"You haven't been posting much since Iceland."
When I looked up, I realized that this was a reference made toward me and my dry spell on the photo filtering app.
"Damn, I didn't realize that anyone paid much attention to my posting patterns."
It felt nice to know that someone looked forward to the pictures that I take. Sort of a testament to my ability to select the best possible filter before sharing images out via Facebook, Twitter and every other social network box that I can mark in the app. Yet, I was again made uncomfortable by this willingness to make real world references to my virtual presence.
For the longest time, I was accustomed to divided my conversations. Online postings were simply my ramblings at and with the "interwebs." But now, as I find myself deeply embedded in the school environments, I've found offline chatter about online chatter spark back up. Almost to the level it reached in undergrad after had finished having their minds blown about the advent on Facebook and modern social networking.
By no means does this discomfort mean that I'll begin to further filter the types of things that I say on the internet. I'll keep talking about #moms and I'll keep racking up those Klout points as the company's algorithm sees fit. Yet, it does mean that I'll need to be prepared for the real world consequences of my musings. Perhaps I'll just start to prepare a set of offline talking points to go along with each post that I share that manages to get the attention of more than a handful of people.
And if you'd like to get a sense of what I actually know about moms, you can always follow me on Twitter!
Saturday, April 6, 2013
Managed to round out my week on a high note. I had the honor of leading one of the four crawls organized as part of the NYU Stern Entrepreneurs Exchange annual summit. Instead of trapping folks indoors while the weather was so nice, we sent groups of students out to companies like Fab.com and Foursquare. Yours truly was lucky enough to lead a group of folks to chat with betaworks, a startup law specialist from Herrick and theCEO of OpenSky. Couldn't have asked for more candid hosts!
In a week that saw me take two midterms and finally figure out how to submit time sheets for my internship, I've gotta admit that participating in the crawl was my favorite.
Looking forward to organizing this event again next year!
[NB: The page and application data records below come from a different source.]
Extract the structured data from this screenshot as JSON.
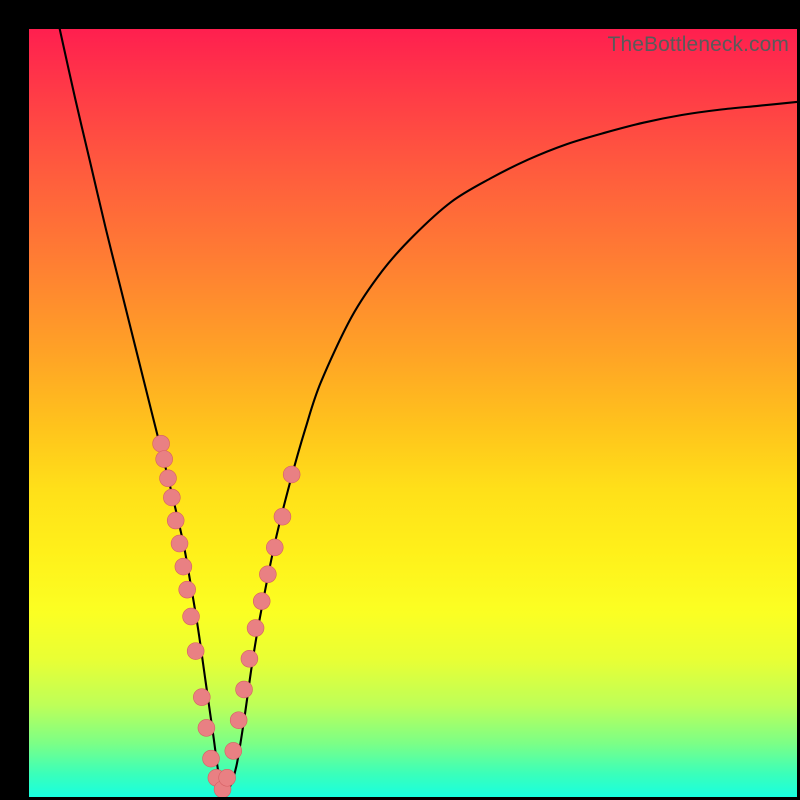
{
  "watermark": "TheBottleneck.com",
  "chart_data": {
    "type": "line",
    "title": "",
    "xlabel": "",
    "ylabel": "",
    "xlim": [
      0,
      100
    ],
    "ylim": [
      0,
      100
    ],
    "series": [
      {
        "name": "bottleneck-curve",
        "x": [
          4.0,
          6.0,
          8.0,
          10.0,
          12.0,
          14.0,
          16.0,
          18.0,
          20.0,
          21.0,
          22.0,
          23.0,
          24.0,
          24.7,
          25.4,
          26.0,
          27.0,
          28.0,
          29.0,
          30.0,
          32.0,
          34.0,
          36.0,
          38.0,
          42.0,
          46.0,
          50.0,
          55.0,
          60.0,
          65.0,
          70.0,
          75.0,
          80.0,
          85.0,
          90.0,
          95.0,
          100.0
        ],
        "y": [
          100.0,
          91.0,
          82.5,
          74.0,
          66.0,
          58.0,
          50.0,
          42.0,
          33.5,
          28.0,
          22.0,
          15.0,
          8.0,
          3.0,
          1.0,
          1.0,
          4.0,
          10.0,
          17.0,
          23.0,
          33.0,
          41.0,
          48.0,
          54.0,
          62.5,
          68.5,
          73.0,
          77.5,
          80.5,
          83.0,
          85.0,
          86.5,
          87.8,
          88.8,
          89.5,
          90.0,
          90.5
        ]
      }
    ],
    "marker_clusters": [
      {
        "name": "left-descending-cluster",
        "x": [
          17.2,
          17.6,
          18.1,
          18.6,
          19.1,
          19.6,
          20.1,
          20.6,
          21.1,
          21.7,
          22.5,
          23.1,
          23.7,
          24.4
        ],
        "y": [
          46.0,
          44.0,
          41.5,
          39.0,
          36.0,
          33.0,
          30.0,
          27.0,
          23.5,
          19.0,
          13.0,
          9.0,
          5.0,
          2.5
        ]
      },
      {
        "name": "right-ascending-cluster",
        "x": [
          25.2,
          25.8,
          26.6,
          27.3,
          28.0,
          28.7,
          29.5,
          30.3,
          31.1,
          32.0,
          33.0,
          34.2
        ],
        "y": [
          1.0,
          2.5,
          6.0,
          10.0,
          14.0,
          18.0,
          22.0,
          25.5,
          29.0,
          32.5,
          36.5,
          42.0
        ]
      }
    ],
    "marker_radius_plot_units": 1.1,
    "curve_stroke": "#000000",
    "curve_stroke_width": 2.1,
    "marker_fill": "#e98083",
    "marker_stroke": "#d65f63"
  }
}
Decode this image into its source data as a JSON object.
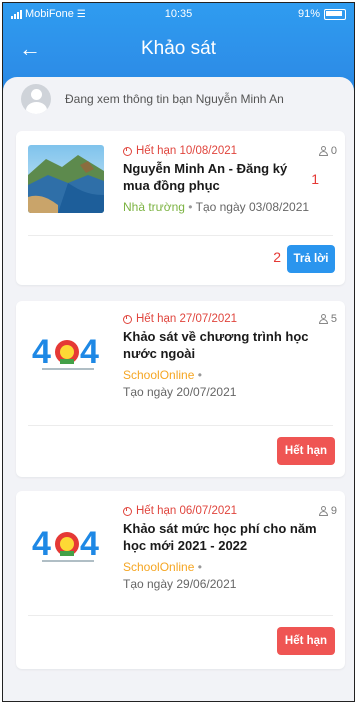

I recently had a chance to compile some pretty pictures in an effort to share my thoughts on Google Glass. Specifically, I argue that companies should take a "gentle" (whatever that means to you) approach when seeking to distribute on a platform that sits directly above a user's line of sight.
Unsure what the future holds for Glass, but this is just further proof that the Cyborgs are coming.
Tuesday, March 26, 2013
It's pretty crazy to think that the Spring InSITE Pitch Day is coming up in a little over a week! Next Friday's event will serve as a testament to how quickly times flies. Can't believe I'm almost done with my first year of b-school.
At any rate, InSITE is one of the most influential contributors to my quest to experience NYC's entrepreneurial community. Last semester's Pitch Day was an amazing opportunity for all of the fellows to see what their counterparts were working on while watching entrepreneurs present to a packed audience filled with venture capitalists, other entrepreneurs, students, press and more!
If your schedule permits, I strongly encourage you attend the event which runs from 8:00 am - 11:00 am on April 5th, 2013. You can sign up for free here!